→ Extracted entries

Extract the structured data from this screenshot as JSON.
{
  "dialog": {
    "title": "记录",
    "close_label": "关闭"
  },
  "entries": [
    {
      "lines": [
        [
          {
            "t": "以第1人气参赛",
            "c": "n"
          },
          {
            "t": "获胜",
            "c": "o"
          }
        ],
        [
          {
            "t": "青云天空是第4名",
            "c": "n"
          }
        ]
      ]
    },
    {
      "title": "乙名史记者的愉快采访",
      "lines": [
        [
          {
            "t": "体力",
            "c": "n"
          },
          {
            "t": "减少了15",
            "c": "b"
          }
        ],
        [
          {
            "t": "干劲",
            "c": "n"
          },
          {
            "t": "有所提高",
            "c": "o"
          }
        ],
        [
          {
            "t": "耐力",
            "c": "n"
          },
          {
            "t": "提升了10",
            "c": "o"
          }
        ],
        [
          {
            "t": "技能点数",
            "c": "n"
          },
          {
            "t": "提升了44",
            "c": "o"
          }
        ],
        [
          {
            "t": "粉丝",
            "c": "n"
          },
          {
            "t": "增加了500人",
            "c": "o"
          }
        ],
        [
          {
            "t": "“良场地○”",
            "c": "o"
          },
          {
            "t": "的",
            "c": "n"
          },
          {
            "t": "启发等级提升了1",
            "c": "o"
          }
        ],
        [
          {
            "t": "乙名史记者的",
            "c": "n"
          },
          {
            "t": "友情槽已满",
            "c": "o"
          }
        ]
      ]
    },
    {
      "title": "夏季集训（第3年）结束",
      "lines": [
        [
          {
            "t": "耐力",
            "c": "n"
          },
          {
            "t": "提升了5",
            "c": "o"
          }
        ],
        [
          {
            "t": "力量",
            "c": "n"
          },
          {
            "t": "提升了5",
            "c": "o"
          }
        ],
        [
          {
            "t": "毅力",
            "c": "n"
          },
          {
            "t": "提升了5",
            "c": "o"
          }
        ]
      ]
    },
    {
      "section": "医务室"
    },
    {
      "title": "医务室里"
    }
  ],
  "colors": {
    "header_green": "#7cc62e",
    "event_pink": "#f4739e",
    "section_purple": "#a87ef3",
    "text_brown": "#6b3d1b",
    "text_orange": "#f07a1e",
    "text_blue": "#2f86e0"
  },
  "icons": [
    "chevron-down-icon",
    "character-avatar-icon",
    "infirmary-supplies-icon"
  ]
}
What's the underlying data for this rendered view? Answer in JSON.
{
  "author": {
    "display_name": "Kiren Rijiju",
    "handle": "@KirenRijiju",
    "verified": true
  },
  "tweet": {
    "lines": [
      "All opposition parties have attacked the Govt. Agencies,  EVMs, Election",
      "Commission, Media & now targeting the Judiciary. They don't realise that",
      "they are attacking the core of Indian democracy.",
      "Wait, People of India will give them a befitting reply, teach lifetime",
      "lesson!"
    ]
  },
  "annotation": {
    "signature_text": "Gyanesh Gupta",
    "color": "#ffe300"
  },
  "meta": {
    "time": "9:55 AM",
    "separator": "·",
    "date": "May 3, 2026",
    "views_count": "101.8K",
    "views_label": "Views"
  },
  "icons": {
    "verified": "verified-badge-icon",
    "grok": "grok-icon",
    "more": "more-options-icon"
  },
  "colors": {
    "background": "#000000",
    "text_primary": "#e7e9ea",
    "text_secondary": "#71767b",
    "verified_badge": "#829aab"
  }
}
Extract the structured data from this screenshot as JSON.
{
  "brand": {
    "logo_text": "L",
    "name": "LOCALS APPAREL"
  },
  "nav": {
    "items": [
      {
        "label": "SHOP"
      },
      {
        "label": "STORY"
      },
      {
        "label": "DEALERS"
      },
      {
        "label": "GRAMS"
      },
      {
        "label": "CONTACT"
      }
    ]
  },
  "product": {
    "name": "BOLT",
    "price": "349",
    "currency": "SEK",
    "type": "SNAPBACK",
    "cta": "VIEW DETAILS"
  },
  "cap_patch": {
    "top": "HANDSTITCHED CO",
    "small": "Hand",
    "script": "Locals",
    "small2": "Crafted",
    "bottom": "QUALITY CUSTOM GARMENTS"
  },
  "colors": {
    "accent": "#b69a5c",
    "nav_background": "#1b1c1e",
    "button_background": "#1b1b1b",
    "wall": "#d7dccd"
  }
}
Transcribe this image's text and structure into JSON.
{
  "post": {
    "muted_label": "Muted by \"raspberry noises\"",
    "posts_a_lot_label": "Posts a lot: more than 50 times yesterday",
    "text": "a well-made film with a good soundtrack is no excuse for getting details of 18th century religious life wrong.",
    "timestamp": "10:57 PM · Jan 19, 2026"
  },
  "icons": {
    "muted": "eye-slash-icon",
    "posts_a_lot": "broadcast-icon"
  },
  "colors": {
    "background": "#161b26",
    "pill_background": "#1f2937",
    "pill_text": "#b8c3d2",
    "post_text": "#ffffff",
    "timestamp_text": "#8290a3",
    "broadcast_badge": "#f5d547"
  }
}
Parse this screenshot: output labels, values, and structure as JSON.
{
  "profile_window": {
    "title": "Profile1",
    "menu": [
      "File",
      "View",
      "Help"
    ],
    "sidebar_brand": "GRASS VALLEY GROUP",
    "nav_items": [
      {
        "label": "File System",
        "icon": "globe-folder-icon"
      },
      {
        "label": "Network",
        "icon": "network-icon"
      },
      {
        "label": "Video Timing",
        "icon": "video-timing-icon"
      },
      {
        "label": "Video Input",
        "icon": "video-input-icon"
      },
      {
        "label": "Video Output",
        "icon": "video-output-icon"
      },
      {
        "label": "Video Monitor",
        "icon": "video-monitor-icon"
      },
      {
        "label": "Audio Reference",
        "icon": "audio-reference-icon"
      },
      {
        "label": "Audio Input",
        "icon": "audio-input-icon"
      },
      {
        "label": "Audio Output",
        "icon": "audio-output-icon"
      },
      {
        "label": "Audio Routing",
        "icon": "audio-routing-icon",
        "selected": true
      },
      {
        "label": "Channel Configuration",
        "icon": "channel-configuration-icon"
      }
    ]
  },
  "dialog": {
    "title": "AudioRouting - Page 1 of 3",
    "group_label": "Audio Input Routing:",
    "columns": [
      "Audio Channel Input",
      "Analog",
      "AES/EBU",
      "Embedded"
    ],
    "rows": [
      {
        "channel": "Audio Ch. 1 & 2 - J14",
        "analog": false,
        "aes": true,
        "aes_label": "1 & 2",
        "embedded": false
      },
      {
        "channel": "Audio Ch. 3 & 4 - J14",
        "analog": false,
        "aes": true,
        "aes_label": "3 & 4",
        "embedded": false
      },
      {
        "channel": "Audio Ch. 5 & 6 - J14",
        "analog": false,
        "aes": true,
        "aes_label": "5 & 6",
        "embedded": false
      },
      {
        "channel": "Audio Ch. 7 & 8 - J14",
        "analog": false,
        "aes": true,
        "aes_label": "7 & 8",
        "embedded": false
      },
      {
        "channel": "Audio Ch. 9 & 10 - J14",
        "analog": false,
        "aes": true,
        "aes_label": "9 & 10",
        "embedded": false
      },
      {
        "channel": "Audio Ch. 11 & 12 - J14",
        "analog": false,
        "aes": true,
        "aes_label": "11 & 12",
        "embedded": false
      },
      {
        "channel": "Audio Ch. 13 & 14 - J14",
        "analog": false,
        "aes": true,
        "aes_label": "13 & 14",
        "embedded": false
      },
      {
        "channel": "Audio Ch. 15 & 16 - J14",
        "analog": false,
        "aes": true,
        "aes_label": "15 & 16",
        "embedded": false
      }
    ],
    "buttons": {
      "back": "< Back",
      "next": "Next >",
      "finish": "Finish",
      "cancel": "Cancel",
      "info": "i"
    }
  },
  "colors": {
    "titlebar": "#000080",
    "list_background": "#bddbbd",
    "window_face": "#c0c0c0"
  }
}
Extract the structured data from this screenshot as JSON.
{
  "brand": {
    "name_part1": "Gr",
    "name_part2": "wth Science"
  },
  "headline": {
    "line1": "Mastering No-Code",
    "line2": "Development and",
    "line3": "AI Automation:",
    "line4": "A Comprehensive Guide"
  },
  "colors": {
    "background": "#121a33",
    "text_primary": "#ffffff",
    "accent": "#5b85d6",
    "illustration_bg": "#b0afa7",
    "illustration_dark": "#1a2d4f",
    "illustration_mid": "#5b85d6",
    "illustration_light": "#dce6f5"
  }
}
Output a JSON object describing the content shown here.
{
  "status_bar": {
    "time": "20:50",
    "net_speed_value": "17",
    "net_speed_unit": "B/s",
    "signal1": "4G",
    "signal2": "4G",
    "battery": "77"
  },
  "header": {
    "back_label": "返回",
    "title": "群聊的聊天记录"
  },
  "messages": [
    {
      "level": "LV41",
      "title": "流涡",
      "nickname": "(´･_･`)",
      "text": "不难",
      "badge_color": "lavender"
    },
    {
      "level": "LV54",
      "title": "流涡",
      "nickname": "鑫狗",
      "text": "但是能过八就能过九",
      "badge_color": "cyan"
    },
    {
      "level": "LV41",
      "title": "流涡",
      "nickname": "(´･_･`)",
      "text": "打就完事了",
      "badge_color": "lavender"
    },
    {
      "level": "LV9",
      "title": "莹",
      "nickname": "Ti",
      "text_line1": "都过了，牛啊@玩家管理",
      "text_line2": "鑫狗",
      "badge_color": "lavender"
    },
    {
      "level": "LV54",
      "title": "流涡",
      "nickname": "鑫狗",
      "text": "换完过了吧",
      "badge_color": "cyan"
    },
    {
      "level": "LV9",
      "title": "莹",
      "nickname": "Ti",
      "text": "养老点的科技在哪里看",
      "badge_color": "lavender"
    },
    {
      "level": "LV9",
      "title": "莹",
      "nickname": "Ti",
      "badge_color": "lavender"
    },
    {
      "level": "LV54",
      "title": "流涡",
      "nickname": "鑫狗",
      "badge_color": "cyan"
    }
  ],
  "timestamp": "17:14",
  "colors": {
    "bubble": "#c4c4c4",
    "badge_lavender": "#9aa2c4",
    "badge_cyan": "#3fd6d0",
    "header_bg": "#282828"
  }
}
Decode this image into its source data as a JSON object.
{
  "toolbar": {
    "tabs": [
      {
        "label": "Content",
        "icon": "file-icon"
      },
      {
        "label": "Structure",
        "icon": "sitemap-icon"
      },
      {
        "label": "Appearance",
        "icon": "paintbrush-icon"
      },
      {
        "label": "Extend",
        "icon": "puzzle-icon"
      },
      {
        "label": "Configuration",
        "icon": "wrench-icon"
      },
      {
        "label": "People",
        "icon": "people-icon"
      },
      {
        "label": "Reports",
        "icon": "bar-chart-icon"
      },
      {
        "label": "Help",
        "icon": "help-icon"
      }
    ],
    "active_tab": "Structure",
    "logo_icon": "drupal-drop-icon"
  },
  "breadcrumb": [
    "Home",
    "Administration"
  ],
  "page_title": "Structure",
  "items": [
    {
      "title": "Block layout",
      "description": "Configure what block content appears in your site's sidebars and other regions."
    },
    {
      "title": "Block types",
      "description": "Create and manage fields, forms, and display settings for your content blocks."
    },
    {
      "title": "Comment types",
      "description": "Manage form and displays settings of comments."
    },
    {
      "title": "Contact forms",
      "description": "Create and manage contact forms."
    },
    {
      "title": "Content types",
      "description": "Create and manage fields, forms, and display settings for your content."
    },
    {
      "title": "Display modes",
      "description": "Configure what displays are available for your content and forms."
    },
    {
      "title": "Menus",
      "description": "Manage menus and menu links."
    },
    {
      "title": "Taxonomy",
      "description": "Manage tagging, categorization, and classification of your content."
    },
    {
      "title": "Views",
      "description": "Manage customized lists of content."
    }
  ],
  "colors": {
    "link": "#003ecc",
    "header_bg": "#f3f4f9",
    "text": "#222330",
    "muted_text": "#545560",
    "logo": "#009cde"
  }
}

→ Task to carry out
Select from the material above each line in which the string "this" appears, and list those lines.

→ Exercise answer
Extract the structured data from this screenshot as JSON.
What's the underlying data for this rendered view? Answer in JSON.
Extract the structured data from this screenshot as JSON.
Transcribe this image's text and structure into JSON.
Parse this screenshot: output labels, values, and structure as JSON.
Extract the structured data from this screenshot as JSON.
Decode this image into its source data as a JSON object.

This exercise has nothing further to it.